  5. Celebrate your wins – Revel in the feeling when you finish successful negotiations and celebrate the foreign language editions with your authors when they receive their copies!

My priority is “everyone’s favourite thing”…I want to get a better handle on royalty management. This is an important source of revenue and needs to be effectively managed.

I am going to say yes more! I don’t want being the ‘newbie’ to stop me from getting involved – and you shouldn’t either!

I am looking forward to expanding my networking circle even further in rights too, with new rights agents, buyers and contacts. I can see that this will only lead to more opportunities, a more profitable rights programme, an increase in market knowledge and self confidence.

Thanks so much to Emily for sharing her experiences and for being so open about her challenges in her role.
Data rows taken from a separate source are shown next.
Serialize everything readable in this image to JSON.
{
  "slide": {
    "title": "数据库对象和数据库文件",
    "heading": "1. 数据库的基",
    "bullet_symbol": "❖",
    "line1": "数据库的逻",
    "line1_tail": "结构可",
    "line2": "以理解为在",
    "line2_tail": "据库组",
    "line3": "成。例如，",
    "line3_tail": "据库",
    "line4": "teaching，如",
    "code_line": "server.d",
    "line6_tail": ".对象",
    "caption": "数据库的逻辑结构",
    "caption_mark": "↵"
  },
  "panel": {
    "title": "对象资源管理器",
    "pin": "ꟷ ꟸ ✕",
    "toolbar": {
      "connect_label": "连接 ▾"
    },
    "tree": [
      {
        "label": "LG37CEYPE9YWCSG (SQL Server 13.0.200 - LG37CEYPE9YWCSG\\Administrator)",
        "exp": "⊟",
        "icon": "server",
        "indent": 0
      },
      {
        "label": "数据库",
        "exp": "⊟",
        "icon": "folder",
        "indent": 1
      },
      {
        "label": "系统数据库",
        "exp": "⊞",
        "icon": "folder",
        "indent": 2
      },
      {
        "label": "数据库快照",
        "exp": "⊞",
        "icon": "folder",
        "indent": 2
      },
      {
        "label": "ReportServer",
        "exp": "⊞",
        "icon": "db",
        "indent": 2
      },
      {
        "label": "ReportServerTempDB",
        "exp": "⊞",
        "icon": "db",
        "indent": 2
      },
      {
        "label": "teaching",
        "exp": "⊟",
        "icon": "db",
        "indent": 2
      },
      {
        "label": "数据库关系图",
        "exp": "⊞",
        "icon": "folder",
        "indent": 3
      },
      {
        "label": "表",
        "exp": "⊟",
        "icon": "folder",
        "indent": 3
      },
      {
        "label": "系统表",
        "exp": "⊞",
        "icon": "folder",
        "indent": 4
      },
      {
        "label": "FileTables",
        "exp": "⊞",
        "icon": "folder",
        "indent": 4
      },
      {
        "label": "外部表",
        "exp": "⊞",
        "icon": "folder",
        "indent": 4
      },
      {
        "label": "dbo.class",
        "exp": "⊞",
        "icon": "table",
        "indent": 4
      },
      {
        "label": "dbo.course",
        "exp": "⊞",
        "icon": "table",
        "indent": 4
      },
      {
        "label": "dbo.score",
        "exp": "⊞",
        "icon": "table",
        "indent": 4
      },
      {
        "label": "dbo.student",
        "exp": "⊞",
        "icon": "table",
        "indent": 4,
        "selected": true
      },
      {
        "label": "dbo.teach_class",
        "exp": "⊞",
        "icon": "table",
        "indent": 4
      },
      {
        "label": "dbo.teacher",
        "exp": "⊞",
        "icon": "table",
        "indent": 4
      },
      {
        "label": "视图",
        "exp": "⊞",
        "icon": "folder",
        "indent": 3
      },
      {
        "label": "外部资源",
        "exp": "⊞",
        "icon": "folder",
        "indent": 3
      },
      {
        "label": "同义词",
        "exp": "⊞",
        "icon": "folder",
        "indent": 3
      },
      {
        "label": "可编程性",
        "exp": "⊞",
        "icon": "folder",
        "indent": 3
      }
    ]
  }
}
We are so proud that she found RightsZone a source of support, as well as knowing that we, as a team, were available to answer questions.

Her advice is excellent and reflects much of what we experience working in the world of rights too …even though it is significantly longer than a year! We are a network. We are a community. We still need to ask lots of questions. Importantly, we support and collaborate to help our authors and our businesses.

Want to learn more about how RightsZone can support your new staff members and streamline your processes? Get in touch today: info@rightszone.co.uk